◆ Exercise aim: Wherever the string "mirrorOf" shows up in the records below, return that line.

Data items
· · · · ·

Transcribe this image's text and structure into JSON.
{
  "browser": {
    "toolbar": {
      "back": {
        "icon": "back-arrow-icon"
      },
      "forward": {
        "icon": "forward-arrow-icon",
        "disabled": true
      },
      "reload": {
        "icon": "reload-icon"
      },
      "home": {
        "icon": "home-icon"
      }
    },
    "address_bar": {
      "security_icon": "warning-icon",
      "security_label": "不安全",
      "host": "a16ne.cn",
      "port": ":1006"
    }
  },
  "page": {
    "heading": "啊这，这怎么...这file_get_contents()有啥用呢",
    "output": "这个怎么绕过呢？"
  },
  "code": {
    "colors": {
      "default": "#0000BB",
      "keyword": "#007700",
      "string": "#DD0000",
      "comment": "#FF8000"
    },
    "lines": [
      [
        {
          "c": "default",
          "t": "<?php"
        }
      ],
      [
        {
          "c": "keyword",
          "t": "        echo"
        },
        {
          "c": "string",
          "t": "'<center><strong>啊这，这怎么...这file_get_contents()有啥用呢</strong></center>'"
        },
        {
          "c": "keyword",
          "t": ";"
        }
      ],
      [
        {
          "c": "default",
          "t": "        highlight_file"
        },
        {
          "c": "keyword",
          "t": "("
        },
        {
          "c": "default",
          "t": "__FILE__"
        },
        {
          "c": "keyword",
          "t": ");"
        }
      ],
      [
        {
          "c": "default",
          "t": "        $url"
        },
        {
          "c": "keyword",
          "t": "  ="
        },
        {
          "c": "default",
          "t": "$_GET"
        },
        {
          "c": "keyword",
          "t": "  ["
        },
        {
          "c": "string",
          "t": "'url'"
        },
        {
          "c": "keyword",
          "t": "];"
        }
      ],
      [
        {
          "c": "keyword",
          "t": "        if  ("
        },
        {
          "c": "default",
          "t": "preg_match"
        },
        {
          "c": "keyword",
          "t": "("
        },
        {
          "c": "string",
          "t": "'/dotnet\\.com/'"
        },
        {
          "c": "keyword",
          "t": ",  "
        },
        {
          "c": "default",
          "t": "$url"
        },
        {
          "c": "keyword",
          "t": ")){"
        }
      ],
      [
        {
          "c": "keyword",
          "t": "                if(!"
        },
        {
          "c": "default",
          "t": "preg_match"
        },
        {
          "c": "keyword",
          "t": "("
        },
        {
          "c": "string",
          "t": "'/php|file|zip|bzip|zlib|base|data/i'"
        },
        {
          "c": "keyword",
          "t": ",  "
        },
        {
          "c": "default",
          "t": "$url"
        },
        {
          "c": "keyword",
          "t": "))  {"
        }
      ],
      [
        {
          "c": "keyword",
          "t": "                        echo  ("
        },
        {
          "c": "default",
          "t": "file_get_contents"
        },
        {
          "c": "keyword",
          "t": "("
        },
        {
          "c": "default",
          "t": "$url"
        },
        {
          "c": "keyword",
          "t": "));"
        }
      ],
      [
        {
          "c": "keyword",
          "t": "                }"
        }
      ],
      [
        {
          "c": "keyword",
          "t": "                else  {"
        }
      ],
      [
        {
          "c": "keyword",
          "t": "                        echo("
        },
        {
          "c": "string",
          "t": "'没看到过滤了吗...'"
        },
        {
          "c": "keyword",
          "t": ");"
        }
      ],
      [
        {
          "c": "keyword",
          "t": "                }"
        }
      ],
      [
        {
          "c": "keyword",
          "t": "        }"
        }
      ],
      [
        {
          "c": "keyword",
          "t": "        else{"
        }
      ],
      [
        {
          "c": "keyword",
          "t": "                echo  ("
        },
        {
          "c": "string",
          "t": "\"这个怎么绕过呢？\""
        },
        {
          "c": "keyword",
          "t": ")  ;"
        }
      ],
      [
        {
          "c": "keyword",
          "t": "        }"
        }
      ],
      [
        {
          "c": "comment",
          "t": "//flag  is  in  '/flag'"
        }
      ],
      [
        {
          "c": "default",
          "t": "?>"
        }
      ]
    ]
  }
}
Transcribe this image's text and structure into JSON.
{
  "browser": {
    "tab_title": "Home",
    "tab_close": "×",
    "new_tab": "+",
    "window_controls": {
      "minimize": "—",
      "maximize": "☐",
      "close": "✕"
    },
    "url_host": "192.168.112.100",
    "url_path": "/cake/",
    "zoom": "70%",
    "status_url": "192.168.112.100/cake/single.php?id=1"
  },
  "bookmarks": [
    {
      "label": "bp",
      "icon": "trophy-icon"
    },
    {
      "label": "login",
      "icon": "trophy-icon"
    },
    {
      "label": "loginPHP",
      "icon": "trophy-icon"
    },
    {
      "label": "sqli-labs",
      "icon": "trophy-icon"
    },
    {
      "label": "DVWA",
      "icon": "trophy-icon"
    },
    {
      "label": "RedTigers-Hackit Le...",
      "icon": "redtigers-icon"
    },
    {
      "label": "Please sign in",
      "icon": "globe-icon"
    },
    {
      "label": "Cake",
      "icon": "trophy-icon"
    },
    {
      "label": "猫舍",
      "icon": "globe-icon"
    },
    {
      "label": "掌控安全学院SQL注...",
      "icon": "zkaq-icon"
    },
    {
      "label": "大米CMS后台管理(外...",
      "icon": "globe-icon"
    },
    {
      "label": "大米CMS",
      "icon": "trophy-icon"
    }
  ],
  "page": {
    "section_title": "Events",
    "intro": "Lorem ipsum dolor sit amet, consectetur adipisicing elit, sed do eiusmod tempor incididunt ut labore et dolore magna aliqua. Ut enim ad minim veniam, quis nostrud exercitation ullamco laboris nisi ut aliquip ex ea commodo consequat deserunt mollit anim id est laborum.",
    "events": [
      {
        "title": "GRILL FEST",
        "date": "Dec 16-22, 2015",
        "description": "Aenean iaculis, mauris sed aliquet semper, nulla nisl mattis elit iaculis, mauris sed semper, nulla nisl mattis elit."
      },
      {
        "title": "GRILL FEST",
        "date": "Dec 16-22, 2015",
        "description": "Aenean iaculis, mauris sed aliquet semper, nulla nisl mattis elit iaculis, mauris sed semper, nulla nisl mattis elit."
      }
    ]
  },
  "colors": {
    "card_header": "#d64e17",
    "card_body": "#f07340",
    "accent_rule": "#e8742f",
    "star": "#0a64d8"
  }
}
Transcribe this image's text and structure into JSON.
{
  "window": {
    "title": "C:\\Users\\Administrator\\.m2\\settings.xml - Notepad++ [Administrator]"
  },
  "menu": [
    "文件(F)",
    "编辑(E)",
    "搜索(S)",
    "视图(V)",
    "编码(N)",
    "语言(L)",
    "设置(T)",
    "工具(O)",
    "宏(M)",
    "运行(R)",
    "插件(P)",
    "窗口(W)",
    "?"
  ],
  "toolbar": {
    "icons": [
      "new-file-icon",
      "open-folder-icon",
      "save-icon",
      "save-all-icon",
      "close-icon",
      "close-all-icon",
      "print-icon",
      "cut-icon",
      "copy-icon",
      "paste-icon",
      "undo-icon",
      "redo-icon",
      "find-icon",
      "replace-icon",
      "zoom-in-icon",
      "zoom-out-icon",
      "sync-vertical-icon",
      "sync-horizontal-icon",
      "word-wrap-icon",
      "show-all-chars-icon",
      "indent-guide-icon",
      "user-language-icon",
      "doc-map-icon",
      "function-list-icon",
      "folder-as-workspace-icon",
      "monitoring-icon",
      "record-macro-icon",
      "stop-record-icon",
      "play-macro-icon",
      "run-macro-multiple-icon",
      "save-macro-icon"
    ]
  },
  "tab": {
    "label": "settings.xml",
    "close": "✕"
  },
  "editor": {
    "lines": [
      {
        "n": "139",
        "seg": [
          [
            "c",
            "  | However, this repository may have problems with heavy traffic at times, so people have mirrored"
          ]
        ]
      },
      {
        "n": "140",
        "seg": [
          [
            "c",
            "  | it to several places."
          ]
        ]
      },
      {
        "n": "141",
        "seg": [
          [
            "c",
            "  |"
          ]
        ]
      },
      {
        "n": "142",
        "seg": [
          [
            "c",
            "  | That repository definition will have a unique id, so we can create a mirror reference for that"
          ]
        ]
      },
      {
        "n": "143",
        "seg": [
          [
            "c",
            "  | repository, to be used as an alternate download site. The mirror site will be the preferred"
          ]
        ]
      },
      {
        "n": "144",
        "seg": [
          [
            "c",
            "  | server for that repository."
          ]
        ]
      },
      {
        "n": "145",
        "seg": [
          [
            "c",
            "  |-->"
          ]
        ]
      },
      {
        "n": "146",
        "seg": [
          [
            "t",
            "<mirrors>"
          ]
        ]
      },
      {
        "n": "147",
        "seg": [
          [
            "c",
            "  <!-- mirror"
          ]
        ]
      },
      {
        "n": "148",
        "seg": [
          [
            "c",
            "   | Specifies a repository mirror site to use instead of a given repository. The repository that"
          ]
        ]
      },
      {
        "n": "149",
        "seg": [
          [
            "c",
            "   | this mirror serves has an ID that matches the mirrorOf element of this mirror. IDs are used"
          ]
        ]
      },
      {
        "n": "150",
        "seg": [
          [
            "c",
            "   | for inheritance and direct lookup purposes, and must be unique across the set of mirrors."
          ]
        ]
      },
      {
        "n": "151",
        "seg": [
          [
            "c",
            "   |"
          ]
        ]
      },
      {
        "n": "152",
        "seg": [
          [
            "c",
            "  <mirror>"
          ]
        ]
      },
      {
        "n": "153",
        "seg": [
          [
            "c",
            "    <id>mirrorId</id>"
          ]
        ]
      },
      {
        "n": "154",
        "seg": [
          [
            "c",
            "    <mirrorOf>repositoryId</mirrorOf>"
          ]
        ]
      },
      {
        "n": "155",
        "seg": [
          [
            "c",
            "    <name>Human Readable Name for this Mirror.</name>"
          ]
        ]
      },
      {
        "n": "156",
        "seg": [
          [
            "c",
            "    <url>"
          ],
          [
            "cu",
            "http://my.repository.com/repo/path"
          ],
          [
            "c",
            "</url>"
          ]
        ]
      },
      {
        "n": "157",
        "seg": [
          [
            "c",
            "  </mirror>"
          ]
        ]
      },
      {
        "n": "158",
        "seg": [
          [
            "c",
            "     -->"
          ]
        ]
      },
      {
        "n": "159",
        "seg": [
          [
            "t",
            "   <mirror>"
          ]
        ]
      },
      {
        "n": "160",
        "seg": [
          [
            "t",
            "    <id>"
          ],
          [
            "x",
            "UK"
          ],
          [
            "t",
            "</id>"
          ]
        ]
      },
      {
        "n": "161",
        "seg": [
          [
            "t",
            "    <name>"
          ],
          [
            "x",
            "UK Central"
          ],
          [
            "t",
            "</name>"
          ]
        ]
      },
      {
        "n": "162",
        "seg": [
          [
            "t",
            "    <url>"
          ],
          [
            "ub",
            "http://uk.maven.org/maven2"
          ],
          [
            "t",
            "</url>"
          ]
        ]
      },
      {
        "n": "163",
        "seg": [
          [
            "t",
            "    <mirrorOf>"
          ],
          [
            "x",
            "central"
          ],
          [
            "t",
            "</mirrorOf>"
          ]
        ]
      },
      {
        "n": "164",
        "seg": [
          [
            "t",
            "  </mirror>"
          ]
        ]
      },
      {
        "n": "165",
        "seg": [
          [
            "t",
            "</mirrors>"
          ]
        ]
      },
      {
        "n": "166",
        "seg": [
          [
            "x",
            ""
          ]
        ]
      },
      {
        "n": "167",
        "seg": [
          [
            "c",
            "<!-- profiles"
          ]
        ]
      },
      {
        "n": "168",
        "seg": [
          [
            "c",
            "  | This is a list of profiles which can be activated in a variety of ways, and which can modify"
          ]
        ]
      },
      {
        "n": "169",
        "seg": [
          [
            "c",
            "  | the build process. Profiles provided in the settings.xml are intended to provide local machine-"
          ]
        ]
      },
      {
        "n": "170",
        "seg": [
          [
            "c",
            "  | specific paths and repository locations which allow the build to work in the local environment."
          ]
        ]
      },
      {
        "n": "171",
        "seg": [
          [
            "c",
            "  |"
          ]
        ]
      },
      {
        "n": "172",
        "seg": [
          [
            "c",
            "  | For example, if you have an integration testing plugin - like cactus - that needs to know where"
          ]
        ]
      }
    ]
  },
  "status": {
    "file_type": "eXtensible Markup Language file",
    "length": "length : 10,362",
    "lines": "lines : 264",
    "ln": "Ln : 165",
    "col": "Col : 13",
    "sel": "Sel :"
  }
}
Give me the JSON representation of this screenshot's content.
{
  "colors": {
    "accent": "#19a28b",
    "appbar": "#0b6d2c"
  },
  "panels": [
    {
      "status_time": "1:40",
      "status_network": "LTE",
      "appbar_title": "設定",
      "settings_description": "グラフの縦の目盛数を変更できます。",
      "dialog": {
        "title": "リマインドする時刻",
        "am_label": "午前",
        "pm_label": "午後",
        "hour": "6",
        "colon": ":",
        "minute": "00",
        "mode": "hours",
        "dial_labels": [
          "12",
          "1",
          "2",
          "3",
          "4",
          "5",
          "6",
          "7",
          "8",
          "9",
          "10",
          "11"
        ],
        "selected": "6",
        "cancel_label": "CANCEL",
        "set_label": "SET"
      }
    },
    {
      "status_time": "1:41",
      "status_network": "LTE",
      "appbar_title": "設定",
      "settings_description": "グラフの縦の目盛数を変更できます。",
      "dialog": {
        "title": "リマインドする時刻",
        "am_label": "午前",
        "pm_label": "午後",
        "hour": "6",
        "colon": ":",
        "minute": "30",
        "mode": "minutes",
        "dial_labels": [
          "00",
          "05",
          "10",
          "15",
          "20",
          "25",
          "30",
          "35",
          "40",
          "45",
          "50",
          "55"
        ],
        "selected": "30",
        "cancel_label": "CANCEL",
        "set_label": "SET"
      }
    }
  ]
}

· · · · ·

◆ Final answer:
            "   | this mirror serves has an ID that matches the mirrorOf element of this mirror. IDs are used"
            "    <mirrorOf>repositoryId</mirrorOf>"
            "    <mirrorOf>"
            "</mirrorOf>"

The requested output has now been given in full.